Malcolm Holcombe has a clear sense of the bigger picture.
Critics sing his praises, his peers hold him in the highest esteem (Steve Earle called him "the best musician I ever threw out of my recording studio"), and he plays to adoring fans across the United States and Europe. But Holcombe is surprisingly quick to downplay it all. As Holcombe says, he's just "embellishing other people's ideas."
"'Everybody's a songwriter,' is what this old friend of mine and mentor said in town," he says. "It took me years and years to try and get an idea of what he was talking about. I'm just passing along thoughts and information. Maybe somebody can get some use out of it or not, but we're always writing. Everybody's got their story within."
Holcombe, though, is especially adept at telling his. With his gravely voice and Everyman narratives, the North Carolina native conveys an unmistakable authenticity that can only come from living. And he's has done plenty of that.
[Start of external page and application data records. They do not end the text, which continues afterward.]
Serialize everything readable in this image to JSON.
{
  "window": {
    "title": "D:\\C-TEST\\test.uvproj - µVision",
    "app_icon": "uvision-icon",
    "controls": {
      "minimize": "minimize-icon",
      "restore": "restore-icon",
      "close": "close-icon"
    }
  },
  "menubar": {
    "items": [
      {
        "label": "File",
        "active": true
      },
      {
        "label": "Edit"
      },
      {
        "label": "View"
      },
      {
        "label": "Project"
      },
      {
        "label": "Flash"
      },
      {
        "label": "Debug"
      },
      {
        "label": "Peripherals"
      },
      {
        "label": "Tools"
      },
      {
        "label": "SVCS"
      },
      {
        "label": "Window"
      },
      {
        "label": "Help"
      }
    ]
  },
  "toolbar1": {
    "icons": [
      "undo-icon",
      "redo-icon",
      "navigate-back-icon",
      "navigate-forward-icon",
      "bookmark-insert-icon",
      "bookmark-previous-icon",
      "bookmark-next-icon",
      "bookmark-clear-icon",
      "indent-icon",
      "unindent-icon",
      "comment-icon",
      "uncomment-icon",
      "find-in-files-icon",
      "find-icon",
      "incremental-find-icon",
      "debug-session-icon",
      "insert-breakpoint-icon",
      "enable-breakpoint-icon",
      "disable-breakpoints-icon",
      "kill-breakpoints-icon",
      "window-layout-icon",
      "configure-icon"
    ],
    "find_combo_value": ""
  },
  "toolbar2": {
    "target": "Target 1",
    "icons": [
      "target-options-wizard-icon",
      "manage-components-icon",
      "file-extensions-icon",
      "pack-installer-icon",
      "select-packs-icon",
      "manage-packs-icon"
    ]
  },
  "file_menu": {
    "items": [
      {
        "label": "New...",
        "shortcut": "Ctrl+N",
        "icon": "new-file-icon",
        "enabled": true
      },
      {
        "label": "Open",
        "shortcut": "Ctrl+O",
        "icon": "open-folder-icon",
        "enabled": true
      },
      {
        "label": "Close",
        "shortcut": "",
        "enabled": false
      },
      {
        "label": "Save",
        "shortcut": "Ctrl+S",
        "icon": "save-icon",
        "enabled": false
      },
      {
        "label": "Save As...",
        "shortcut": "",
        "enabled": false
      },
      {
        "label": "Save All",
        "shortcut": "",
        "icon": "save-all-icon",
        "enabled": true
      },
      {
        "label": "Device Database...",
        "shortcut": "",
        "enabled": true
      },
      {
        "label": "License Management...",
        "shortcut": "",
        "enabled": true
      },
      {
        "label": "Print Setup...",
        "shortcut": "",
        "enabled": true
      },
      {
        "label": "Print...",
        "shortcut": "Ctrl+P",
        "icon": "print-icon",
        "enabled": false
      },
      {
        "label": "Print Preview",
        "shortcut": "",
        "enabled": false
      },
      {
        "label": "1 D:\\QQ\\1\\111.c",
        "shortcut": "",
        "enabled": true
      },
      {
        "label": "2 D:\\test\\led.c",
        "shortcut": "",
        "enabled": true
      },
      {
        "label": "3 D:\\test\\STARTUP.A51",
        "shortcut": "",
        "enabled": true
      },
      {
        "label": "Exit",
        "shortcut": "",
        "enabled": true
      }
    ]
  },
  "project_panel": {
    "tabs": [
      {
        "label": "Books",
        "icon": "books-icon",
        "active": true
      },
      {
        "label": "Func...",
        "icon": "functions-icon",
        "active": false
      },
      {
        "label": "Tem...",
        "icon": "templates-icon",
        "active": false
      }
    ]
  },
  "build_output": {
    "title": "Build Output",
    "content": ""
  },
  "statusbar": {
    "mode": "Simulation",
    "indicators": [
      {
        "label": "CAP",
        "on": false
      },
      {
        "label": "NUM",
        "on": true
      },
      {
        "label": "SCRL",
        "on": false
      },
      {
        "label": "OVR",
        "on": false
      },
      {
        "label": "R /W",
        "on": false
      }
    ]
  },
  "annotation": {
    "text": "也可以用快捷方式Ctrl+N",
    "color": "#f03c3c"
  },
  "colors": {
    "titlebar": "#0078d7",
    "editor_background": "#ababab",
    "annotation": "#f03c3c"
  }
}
From his early days on the road to working odd jobs in Nashville, Holcombe has experienced the triumphs and struggles that fill his songs. But that's not to say that the stories themselves are directly from life.
"I'm just dealing with the human condition," he says, with typical indirectness. "It's a bit of history and philosophy and beliefs. We're all from God, we just need to stay connected."
These days Holcombe is having no trouble staying connected to listeners. Gushing reviews of his work appear in publications ranging from Rolling Stone to the Wall Street Journal, and his last album, Gamblin' House, spent nine weeks in the Americana Music Association chart's top 20. Last year, he was tapped to contribute a track to the Songs of America project – a three-disc album that chronicles the nation's history through song — alongside a diverse pool of artists ranging from John Mellencamp to Devendra Banhart. Holcombe imagines his selection, a colonial era tune called "The Old Woman Taught Wisdom," being sung at the surrender at Yorktown.
"There's no proof that that song was sung during the surrender or on the battlefield," he admits, "but it's possible. It'd be like us singing "Yankee Doodle Dandee" or sitting around singing a tune in our head or singing to ourselves while we're getting' drunk or as you're walking around or ridin' along. That's my take on it. It's pretty much like a Randy Newman, but the personification is of Old England."
This week, his seventh effort, For the Mission Baby, hits stores and proves the acclaim has been well earned. From its twangy, infectious title track to the feel-good toe-tapper "Short Street Blues," For the Mission Baby is heartfelt and sincere, Appalachian to the core.
And it all seems to come so effortlessly. It's clear the man was born to be storyteller. Conversation with Holcombe is sure to be full of offbeat quips that could easily be incorporated into song, and his very description of the craft is about as intuitive as they come.
"There's no process or formula," he says. "If you wanna plow a field and plant some corn, you've gotta get out the plow, and get out there and do it. Leave the rest up to God."
With this latest release, Holcombe is taking to the road, with shows booked into March of next year, including a two-month stint in Europe, where Holcombe has had been greeted with open arms, slated to begin in January. Even though his style is at it's very core an American grown form of music, the always inclusive Holcombe says European audiences can relate just as well a his fans at home.
"We're all immigrants in this town, in this world, you know. Over there or over here. It's the universal commonality: smiles, eyes, huggin' and shakin' hands, kissin' and cryin' and laughing. People laugh the same way in any language."
But before he hops the pond, Holcombe will be headlining the Grey Eagle for his hometown crowd. Though you'd never guess it from his animated stage presence, the seasoned performed admits that he still gets nervous.
"I'm scared to death," he says. "I've been doing this a while, but it's still an adventure. "
But, Holcombe points out, playing at home does have its perks.
"I know where the coffee pot is there."
who: Malcolm Holcombe, with Jared Tyler
what: CD-release show
where: The Grey Eagle
when: Saturday, Oct. 3 (9 p.m. $10/$12. www.thegreyeagle.com)